▼

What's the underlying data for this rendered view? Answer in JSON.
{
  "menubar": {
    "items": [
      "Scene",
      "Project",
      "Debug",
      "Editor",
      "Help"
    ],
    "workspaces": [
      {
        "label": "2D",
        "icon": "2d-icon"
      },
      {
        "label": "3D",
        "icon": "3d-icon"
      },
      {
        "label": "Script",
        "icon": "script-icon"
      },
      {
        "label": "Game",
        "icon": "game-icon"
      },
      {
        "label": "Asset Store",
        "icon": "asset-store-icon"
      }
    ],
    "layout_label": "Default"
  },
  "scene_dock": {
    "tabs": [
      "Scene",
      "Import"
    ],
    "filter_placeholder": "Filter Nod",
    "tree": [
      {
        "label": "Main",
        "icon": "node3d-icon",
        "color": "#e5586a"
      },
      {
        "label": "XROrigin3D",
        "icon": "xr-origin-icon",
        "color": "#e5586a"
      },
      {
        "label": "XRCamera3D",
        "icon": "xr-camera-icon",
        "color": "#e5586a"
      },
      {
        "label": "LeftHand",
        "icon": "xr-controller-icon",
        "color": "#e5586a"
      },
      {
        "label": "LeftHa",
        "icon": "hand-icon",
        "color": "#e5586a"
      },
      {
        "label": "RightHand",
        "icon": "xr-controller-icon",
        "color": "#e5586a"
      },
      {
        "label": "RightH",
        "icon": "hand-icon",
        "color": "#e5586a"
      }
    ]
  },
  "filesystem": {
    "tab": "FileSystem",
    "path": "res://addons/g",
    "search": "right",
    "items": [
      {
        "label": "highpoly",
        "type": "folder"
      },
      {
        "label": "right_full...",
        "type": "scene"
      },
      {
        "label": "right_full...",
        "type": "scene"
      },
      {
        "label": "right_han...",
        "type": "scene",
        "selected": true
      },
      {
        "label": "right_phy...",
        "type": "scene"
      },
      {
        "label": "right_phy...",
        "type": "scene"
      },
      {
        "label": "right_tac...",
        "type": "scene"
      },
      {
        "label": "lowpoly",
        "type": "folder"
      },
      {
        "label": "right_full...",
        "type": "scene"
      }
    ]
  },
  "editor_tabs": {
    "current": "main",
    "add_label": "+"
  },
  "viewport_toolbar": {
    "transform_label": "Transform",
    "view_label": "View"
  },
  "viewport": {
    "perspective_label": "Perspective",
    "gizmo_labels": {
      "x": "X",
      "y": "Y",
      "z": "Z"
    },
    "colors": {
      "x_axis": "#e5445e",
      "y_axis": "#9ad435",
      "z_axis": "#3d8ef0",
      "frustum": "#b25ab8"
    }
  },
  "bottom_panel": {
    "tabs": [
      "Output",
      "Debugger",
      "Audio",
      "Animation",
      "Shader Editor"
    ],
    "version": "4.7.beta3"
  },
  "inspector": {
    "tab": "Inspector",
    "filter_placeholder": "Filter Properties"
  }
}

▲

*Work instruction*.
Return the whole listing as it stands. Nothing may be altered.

*Output below*.
What's the underlying data for this rendered view? Answer in JSON.
{
  "menubar": {
    "items": [
      "Scene",
      "Project",
      "Debug",
      "Editor",
      "Help"
    ],
    "workspaces": [
      {
        "label": "2D",
        "icon": "2d-icon"
      },
      {
        "label": "3D",
        "icon": "3d-icon"
      },
      {
        "label": "Script",
        "icon": "script-icon"
      },
      {
        "label": "Game",
        "icon": "game-icon"
      },
      {
        "label": "Asset Store",
        "icon": "asset-store-icon"
      }
    ],
    "layout_label": "Default"
  },
  "scene_dock": {
    "tabs": [
      "Scene",
      "Import"
    ],
    "filter_placeholder": "Filter Nod",
    "tree": [
      {
        "label": "Main",
        "icon": "node3d-icon",
        "color": "#e5586a"
      },
      {
        "label": "XROrigin3D",
        "icon": "xr-origin-icon",
        "color": "#e5586a"
      },
      {
        "label": "XRCamera3D",
        "icon": "xr-camera-icon",
        "color": "#e5586a"
      },
      {
        "label": "LeftHand",
        "icon": "xr-controller-icon",
        "color": "#e5586a"
      },
      {
        "label": "LeftHa",
        "icon": "hand-icon",
        "color": "#e5586a"
      },
      {
        "label": "RightHand",
        "icon": "xr-controller-icon",
        "color": "#e5586a"
      },
      {
        "label": "RightH",
        "icon": "hand-icon",
        "color": "#e5586a"
      }
    ]
  },
  "filesystem": {
    "tab": "FileSystem",
    "path": "res://addons/g",
    "search": "right",
    "items": [
      {
        "label": "highpoly",
        "type": "folder"
      },
      {
        "label": "right_full...",
        "type": "scene"
      },
      {
        "label": "right_full...",
        "type": "scene"
      },
      {
        "label": "right_han...",
        "type": "scene",
        "selected": true
      },
      {
        "label": "right_phy...",
        "type": "scene"
      },
      {
        "label": "right_phy...",
        "type": "scene"
      },
      {
        "label": "right_tac...",
        "type": "scene"
      },
      {
        "label": "lowpoly",
        "type": "folder"
      },
      {
        "label": "right_full...",
        "type": "scene"
      }
    ]
  },
  "editor_tabs": {
    "current": "main",
    "add_label": "+"
  },
  "viewport_toolbar": {
    "transform_label": "Transform",
    "view_label": "View"
  },
  "viewport": {
    "perspective_label": "Perspective",
    "gizmo_labels": {
      "x": "X",
      "y": "Y",
      "z": "Z"
    },
    "colors": {
      "x_axis": "#e5445e",
      "y_axis": "#9ad435",
      "z_axis": "#3d8ef0",
      "frustum": "#b25ab8"
    }
  },
  "bottom_panel": {
    "tabs": [
      "Output",
      "Debugger",
      "Audio",
      "Animation",
      "Shader Editor"
    ],
    "version": "4.7.beta3"
  },
  "inspector": {
    "tab": "Inspector",
    "filter_placeholder": "Filter Properties"
  }
}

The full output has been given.